If this pharmacist had bothered to contact me or my doctor, he would have learned many useful pieces of information, such as the fact that I have a history of hospitalization for suicidal ideation. Some of the common withdrawal effects when someone abruptly stops taking Xanax include severe anxiety, depression, and extreme outbursts of emotion, the combination of which is extremely dangerous for someone at risk for suicide. This CVS pharmacist’s decision not to consult anyone before refusing to fill this prescription could literally have killed me. I find the carelessness with which this pharmacist risked serious and potentially lethal withdrawal symptoms both morally reprehensible and medically irresponsible. It was only thanks to my doctor’s aggressive, persistent insistence that the pharmacist agreed to fill a prescription for any additional Xanax at all, which luckily allowed me to get past the point of establishing that the XR was not effective for me … and allowed me the time to transfer my prescriptions to a Walgreens pharmacy. I did not wish to continue to place my health in the hands of someone who had endangered my mental and physical health with their carelessness and arrogance.

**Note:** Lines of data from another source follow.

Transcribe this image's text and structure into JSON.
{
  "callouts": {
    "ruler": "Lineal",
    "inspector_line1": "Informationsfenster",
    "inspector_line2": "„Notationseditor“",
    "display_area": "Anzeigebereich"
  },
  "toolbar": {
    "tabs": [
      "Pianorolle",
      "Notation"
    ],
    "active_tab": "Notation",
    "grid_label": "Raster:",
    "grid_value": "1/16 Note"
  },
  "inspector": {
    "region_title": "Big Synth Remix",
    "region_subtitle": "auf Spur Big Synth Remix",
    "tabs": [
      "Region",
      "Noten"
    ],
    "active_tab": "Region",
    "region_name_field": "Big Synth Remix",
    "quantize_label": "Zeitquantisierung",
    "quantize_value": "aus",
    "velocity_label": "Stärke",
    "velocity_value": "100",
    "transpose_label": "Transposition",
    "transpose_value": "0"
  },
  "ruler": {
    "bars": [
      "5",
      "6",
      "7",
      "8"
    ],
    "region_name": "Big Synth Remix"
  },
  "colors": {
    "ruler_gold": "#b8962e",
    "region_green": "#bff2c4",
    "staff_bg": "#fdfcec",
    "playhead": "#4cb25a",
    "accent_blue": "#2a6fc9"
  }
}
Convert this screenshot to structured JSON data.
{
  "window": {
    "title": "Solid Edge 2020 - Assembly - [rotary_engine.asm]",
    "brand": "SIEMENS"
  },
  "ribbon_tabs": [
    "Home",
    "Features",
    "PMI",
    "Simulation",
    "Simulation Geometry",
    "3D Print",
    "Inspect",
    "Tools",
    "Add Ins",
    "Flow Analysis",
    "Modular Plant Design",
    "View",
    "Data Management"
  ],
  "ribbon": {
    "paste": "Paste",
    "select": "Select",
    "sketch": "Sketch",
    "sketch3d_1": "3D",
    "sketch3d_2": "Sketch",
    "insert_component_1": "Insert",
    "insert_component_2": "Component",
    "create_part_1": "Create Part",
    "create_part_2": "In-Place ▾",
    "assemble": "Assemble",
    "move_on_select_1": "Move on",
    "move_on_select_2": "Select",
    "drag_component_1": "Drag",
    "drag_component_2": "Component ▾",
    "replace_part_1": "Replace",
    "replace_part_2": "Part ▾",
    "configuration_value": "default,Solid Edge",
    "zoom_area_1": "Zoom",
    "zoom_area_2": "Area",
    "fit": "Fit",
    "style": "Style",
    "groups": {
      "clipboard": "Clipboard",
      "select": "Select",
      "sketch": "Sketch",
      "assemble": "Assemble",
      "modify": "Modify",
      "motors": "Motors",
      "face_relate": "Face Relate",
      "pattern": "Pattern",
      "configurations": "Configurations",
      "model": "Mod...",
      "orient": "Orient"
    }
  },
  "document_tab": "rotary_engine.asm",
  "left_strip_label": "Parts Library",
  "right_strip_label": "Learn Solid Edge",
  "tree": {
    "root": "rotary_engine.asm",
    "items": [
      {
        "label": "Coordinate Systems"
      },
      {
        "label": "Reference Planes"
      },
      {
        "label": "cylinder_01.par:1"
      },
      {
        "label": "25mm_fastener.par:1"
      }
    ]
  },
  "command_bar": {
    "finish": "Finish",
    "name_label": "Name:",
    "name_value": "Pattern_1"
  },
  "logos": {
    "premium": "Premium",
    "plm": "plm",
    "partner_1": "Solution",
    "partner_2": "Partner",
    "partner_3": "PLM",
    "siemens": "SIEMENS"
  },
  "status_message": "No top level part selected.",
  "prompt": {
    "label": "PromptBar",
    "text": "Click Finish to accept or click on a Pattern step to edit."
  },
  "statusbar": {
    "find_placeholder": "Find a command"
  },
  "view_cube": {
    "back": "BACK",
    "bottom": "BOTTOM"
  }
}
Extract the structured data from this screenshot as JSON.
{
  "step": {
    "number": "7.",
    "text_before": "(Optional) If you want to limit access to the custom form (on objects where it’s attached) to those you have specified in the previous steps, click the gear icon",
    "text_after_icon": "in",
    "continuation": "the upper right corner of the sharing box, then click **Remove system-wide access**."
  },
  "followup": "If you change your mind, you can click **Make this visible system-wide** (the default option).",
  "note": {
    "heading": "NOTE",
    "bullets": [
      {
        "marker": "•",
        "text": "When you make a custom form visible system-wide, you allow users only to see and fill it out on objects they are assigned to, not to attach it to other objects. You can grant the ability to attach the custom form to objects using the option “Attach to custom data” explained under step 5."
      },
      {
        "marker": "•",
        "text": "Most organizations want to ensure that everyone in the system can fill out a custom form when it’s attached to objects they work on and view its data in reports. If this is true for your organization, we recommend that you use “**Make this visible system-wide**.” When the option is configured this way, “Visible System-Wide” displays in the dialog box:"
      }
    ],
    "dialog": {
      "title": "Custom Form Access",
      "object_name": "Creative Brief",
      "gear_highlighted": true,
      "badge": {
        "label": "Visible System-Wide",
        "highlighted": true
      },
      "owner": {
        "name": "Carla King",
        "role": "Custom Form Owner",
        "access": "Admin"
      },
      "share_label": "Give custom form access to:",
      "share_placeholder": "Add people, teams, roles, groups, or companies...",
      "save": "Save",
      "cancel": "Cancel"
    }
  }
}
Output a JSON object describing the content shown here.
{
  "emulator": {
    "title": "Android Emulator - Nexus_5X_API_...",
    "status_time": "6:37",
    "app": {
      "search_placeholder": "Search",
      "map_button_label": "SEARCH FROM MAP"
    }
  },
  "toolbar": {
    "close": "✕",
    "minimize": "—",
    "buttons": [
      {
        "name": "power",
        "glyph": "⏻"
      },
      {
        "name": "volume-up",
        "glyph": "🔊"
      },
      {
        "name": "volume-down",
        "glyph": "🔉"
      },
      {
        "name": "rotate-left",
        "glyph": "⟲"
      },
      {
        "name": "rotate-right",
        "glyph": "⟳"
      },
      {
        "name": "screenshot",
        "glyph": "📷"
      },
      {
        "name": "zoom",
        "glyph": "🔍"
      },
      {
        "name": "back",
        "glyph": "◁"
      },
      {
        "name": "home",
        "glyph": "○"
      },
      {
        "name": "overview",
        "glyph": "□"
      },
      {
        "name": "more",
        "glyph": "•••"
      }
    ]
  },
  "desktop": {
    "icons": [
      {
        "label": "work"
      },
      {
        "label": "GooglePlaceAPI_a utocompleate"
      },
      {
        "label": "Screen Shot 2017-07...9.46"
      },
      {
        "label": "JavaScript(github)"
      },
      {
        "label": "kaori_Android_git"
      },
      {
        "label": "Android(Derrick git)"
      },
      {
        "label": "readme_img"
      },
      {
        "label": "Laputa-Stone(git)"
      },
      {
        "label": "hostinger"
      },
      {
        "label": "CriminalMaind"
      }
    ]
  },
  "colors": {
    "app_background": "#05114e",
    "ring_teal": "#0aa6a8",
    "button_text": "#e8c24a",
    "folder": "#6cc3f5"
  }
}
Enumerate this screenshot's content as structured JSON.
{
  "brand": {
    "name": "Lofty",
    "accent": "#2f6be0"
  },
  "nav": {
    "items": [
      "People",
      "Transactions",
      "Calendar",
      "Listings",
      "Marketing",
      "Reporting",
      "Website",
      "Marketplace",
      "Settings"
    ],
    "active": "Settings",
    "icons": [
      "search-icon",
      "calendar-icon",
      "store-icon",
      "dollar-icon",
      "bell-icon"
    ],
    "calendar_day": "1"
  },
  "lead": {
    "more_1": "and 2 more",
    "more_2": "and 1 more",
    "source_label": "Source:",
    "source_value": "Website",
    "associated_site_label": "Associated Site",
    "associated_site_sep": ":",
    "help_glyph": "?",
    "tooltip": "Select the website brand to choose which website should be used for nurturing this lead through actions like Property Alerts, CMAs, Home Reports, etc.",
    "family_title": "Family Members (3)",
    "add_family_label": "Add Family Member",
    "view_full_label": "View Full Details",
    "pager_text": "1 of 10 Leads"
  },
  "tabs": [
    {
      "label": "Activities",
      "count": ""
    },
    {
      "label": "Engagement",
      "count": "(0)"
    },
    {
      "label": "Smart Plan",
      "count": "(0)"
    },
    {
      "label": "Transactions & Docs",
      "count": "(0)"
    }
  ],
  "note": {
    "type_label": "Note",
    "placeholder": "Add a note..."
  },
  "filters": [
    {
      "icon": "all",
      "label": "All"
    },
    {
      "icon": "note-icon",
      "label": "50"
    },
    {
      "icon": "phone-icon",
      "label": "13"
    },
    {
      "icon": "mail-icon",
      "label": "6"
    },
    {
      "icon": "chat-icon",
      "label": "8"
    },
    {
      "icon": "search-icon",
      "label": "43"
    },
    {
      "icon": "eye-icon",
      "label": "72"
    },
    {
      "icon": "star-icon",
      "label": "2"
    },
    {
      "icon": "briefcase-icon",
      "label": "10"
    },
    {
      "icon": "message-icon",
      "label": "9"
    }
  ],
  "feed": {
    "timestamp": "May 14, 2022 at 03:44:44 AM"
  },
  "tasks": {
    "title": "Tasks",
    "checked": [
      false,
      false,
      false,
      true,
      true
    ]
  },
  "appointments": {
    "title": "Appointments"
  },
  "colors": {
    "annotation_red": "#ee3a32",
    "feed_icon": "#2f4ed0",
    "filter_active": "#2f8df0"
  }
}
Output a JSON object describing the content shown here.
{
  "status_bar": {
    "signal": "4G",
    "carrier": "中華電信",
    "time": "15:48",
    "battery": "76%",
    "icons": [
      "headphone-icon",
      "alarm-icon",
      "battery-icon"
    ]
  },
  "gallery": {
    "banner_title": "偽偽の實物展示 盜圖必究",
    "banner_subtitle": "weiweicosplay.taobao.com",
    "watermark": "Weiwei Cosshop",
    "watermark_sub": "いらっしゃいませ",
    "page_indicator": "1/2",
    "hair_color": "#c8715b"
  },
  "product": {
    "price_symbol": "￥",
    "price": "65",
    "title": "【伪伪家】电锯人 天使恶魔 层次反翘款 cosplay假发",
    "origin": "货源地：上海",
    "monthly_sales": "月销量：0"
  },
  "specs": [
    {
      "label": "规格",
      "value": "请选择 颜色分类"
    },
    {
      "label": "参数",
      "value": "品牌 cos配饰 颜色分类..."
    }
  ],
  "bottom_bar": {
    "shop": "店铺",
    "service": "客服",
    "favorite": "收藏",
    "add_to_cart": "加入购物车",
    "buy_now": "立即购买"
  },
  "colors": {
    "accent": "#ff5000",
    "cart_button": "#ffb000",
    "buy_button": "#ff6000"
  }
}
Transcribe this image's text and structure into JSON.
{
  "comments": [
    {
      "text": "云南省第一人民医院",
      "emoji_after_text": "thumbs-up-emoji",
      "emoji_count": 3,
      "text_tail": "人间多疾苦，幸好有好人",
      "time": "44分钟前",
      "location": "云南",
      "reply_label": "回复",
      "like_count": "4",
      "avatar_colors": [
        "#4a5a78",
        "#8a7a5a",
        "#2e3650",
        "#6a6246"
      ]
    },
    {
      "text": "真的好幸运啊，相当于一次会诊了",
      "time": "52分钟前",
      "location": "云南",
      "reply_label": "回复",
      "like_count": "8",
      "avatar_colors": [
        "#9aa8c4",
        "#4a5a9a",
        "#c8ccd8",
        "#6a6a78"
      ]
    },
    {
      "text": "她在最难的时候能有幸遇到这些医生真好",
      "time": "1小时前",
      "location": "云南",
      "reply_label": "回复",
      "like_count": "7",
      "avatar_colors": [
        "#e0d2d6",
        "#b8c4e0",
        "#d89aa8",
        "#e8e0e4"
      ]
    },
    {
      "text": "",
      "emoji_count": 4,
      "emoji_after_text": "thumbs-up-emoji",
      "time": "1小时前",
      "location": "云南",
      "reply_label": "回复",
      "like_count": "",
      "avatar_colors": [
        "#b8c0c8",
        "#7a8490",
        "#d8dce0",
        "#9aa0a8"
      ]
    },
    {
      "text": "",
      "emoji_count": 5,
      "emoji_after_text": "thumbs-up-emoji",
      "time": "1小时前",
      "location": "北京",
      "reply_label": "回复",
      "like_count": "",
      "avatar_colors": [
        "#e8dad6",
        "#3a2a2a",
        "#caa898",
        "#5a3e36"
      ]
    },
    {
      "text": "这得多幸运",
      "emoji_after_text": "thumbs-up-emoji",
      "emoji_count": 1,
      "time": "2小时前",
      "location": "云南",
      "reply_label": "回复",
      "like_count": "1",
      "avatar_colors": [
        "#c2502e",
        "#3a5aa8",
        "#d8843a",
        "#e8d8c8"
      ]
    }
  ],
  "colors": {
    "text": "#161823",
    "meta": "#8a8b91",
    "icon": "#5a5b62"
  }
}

This pharmacist’s unprofessional attitude was made only more clear to me when I found myself needing to visit Store #10121 pharmacy again today. Since my experience in December, I had not visited this store again, but the store is located directly across the street from the office of my primary care physician, and so it is the most convenient in an urgent situation. I visited my doctor’s emergency hours today (Saturday) and left with a prescription, which I reluctantly took to the pharmacy at Store #10121. Despite my past experiences, I was willing to give it another try. I tried to be calmly friendly and treat the staff as I would anyone else with whom I had an exclusively business relationship, but from whom I needed help.

The pharmacist on duty at CVS Store #10121 (I believe his name is Paul) refused to fill my prescription and sent me away with a smirk and the childish comment, “You made it clear you were disappointed with our service, and I would hate to disappoint you again.” The flippancy of this remark (“I would hate to disappoint you again”) encouraged me to write this letter at last. I did find another pharmacy today, as there are many in our city, but my life had once again been made more difficult in an already difficult time, thanks to the behavior of this particular pharmacist.

I don’t plan to return to CVS Store #10121, despite its convenient location only a few blocks from my house. I am hesitant to patronize CVS at all, and I plan to advise friends and family to avoid the chain, as well. I feel that my well-being has been repeatedly disrespected at your store, and I don’t wish to give my money to a company that treats me in such a way. Just to be clear, I had never reported this pharmacist’s behavior to the store manager before today, and so I don’t feel that these unprofessional interactions should reflect badly on him. He offered to handle the situation himself when I spoke to him today, because he assured me that this is not the way that customers are treated in their store, but I feel that there is little in his power to change the attitude of this particular employee and so I wanted my experiences to be documented.

I suggest you reevaluate the judgment, cooperativeness, and professionalism of your pharmacists.


Kimberly A——

cc: Sonny Singh
Store Manager
CVS Store #10121
2655 Telegraph Avenue
Berkeley, CA 94704